SD State Rep. Stace Nelson to make US Senate run
PIERRE (AP) — State Rep. Stace Nelson, who often has quarreled with party leaders in the South Dakota Legislature, said Tuesday he will seek the Republican nomination for U.S. Senate because Congress needs someone who will stick to promises to oppose increased taxes and government spending.
Nelson, of Fulton, joins a crowded field seeking the GOP Senate nomination for the Senate seat being vacated by retiring Democrat Tim Johnson. Former Gov. Mike Rounds is considered the front-runner. Other Republicans in the race are state Sen. Larry Rhoden, of Union Center, and Sioux Falls physician Annette Bosworth.
“I know how David felt when he was asked to take on Goliath,” Nelson told The Associated Press.
Nelson announced his intentions by sending a series of emails beginning about 2 a.m. Tuesday, saying he will hold events in Alexandria and Rapid City on Aug. 18 to formally launch his campaign.
Nelson, 46, was in the U.S. Marines in 1985-1999, was a special agent in the Naval Criminal Investigative Service in 1999-2008 and now describes himself as a semi-retired hobby farmer. He said he has no political aspirations but decided to enter the race at the request of conservatives.

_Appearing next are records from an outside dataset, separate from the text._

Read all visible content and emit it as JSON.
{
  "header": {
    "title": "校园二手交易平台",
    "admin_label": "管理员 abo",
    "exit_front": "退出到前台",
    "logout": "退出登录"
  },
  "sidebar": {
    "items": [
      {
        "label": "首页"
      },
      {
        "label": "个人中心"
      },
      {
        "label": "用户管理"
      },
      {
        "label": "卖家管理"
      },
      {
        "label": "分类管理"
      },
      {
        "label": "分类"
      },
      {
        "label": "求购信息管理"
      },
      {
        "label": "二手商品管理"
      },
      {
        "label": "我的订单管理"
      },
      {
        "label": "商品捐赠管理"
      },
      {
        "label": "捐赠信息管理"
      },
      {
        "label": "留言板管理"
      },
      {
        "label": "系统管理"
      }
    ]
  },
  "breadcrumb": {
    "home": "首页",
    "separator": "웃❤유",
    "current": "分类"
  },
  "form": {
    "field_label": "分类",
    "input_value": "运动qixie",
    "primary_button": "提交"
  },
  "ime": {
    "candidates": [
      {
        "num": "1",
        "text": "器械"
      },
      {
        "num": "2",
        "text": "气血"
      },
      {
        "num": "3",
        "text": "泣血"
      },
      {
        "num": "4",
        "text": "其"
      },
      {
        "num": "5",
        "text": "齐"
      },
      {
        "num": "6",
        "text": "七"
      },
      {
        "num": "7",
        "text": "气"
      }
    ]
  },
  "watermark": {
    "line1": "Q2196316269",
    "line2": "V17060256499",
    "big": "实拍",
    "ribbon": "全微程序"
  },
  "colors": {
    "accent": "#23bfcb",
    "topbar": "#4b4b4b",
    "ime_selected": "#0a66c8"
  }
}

Nelson said Rounds and Rhoden increased state taxes and spending while Rounds was governor and Rhoden was a state lawmaker. He said they are professional politicians who would likely boost taxes and spending if elected to the Senate.
“The bottom line is our country is in dire straits,” Nelson said. “The problem is we cannot afford to send these professional politicians to D.C. and have them do the same thing they've done in Pierre.”
Mitch Krebs, communications director for the Rounds campaign, declined to comment directly on Nelson's charges, but Rounds has said the Legislature passed state budgets that spent more than he had recommended in five of his eight years as governor. Rhoden said he has worked in the Legislature to cut property taxes and defeat a proposed increase in the sales tax.
“Overall, my record I think speaks for itself,” Rhoden said.
In his three years in the Legislature, Nelson has sometimes crossed swords with Republican legislative leaders. In 2011, Nelson and several other lawmakers accused GOP leaders of asking legislative staff to reveal confidential information about research and bill drafting done for other lawmakers, but an investigation found those charges were unfounded. Nelson and House Republican Leader David Lust of Rapid City accused each other of being liars during a committee hearing last year.
Nelson said Tuesday he's never been afraid of ruffling feathers in the Legislature. He said he has followed his beliefs, not the party line.
“I'm probably the most conservative elected official in the state of South Dakota, and I'm also probably the least partisan,” he said.
Former South Dakota State University political science professor Bob Burns said Nelson and Rhoden likely will split the conservative tea party vote in next year's primary, giving Rounds an advantage. The top vote-getter in a Senate primary with three or more candidates can win with only 35 percent of the vote.
Burns said he is a little surprised that Nelson is entering the primary race.
“I guess what it says is that while those who are learning toward tea party ideology may have common beliefs, they also have their individual ambitions,” Burns said.